ORB, FLOWER, EGG, TREE, CAT, PIGEON
Pig Melon, Boorloo/Perth
I’m painting grass.
In a flash the strip of orbs reminds me of the yearly winter overgrowth of wild oats and nasturtiums in the backyard of my parent’s house, pre-subdivision. child-me used to sludge through the long grasses, hems of her pants soaked with dew, disappointed by the limits of the garden. One corner was so overrun by vines that you couldn’t see the fence at all - I liked this part best because as a concept, it was limitless. The event of the property being cut in half now presents itself as a soft delineation between periods of life (child, less-child).
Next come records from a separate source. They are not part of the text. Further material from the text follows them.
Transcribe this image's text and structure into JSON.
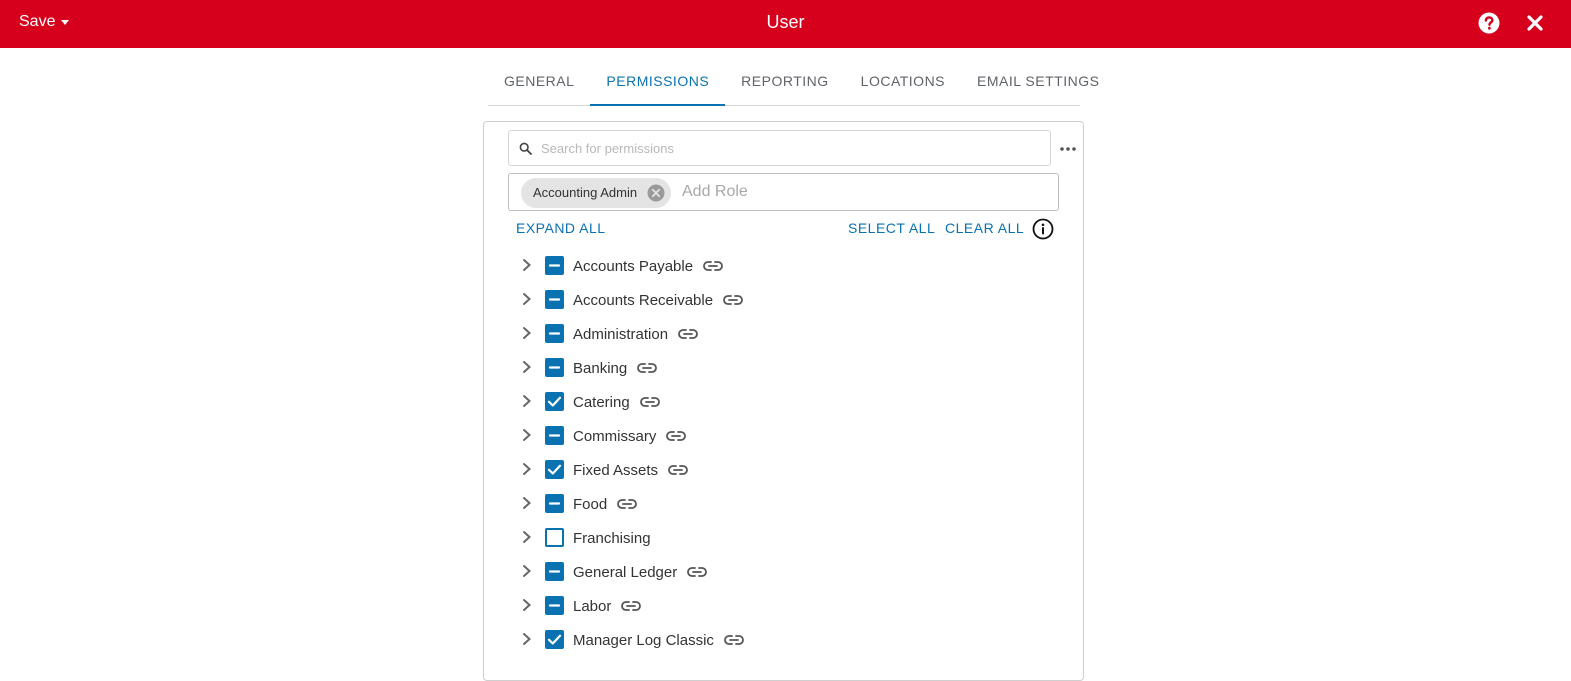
{
  "header": {
    "save_label": "Save",
    "title": "User",
    "bg_color": "#d6001c",
    "help_icon": "question-circle-icon",
    "close_icon": "close-icon"
  },
  "tabs": [
    {
      "label": "GENERAL",
      "active": false
    },
    {
      "label": "PERMISSIONS",
      "active": true
    },
    {
      "label": "REPORTING",
      "active": false
    },
    {
      "label": "LOCATIONS",
      "active": false
    },
    {
      "label": "EMAIL SETTINGS",
      "active": false
    }
  ],
  "accent_color": "#0a72b0",
  "search": {
    "placeholder": "Search for permissions",
    "value": ""
  },
  "roles": {
    "chips": [
      {
        "label": "Accounting Admin"
      }
    ],
    "placeholder": "Add Role"
  },
  "actions": {
    "expand_all": "EXPAND ALL",
    "select_all": "SELECT ALL",
    "clear_all": "CLEAR ALL"
  },
  "permissions": [
    {
      "label": "Accounts Payable",
      "state": "indeterminate",
      "linked": true
    },
    {
      "label": "Accounts Receivable",
      "state": "indeterminate",
      "linked": true
    },
    {
      "label": "Administration",
      "state": "indeterminate",
      "linked": true
    },
    {
      "label": "Banking",
      "state": "indeterminate",
      "linked": true
    },
    {
      "label": "Catering",
      "state": "checked",
      "linked": true
    },
    {
      "label": "Commissary",
      "state": "indeterminate",
      "linked": true
    },
    {
      "label": "Fixed Assets",
      "state": "checked",
      "linked": true
    },
    {
      "label": "Food",
      "state": "indeterminate",
      "linked": true
    },
    {
      "label": "Franchising",
      "state": "unchecked",
      "linked": false
    },
    {
      "label": "General Ledger",
      "state": "indeterminate",
      "linked": true
    },
    {
      "label": "Labor",
      "state": "indeterminate",
      "linked": true
    },
    {
      "label": "Manager Log Classic",
      "state": "checked",
      "linked": true
    }
  ]
}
What would she think of me? In writing this I realise that it’s her I’m making these paintings for. I take a break from studio hell and try to imagine her: small and wispy, hair down to her torso, brow slightly furrowed. She’d look down on me for smoking, probably pretend to cough.
Today I’m frustrated – the paint has played a trick on me where one egg has life and the other doesn’t. Sometimes a painting is clear and other times it stares back at you like the wall that it is. Frustration dissipates though: I step through a portal where I am a child again, drawing. Through some slip of the hand she makes a wrong mark on the page but is filled with elation when she realises that this is the mark that makes the whole image true. I sense the same invigoration in me now and that comforts me. Tonight, I love painting and painting loves me.
Documentation: Lachlan Parkin